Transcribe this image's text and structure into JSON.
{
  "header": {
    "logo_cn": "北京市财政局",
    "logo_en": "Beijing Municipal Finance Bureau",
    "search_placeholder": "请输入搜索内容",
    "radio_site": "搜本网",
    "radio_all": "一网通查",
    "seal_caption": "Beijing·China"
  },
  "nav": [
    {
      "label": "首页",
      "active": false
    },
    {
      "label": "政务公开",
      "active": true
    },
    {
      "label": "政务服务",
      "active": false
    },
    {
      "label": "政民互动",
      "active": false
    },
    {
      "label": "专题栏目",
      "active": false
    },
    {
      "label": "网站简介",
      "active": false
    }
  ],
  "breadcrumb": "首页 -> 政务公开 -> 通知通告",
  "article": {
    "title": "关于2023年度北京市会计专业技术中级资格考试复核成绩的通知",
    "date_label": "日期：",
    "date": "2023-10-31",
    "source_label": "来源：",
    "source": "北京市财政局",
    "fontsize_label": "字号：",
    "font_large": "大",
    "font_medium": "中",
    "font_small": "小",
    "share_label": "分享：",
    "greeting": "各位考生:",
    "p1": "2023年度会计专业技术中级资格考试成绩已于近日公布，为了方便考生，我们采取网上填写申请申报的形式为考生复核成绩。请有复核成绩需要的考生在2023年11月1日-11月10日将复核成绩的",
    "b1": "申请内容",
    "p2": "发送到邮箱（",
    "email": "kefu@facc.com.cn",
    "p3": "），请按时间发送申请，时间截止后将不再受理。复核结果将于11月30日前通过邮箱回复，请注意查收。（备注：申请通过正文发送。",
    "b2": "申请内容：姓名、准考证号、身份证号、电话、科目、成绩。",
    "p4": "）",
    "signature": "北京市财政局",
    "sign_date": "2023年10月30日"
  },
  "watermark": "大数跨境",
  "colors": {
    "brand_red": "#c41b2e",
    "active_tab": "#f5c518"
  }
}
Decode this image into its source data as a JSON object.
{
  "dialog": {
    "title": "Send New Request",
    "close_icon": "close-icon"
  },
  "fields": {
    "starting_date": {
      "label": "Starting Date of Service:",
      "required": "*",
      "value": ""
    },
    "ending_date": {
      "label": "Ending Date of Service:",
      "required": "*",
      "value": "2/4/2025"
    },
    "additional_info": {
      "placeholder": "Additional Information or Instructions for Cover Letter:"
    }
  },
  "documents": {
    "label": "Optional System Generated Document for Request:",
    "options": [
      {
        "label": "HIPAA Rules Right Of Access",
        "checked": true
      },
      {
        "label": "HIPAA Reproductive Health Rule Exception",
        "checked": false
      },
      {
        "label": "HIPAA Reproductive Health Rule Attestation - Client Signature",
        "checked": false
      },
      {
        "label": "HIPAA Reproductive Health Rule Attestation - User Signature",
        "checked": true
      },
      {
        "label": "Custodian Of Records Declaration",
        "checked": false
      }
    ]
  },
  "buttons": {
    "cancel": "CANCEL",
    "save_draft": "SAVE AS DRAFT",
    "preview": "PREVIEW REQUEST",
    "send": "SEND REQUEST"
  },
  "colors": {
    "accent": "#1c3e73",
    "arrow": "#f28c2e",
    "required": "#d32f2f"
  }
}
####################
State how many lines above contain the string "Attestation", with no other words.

2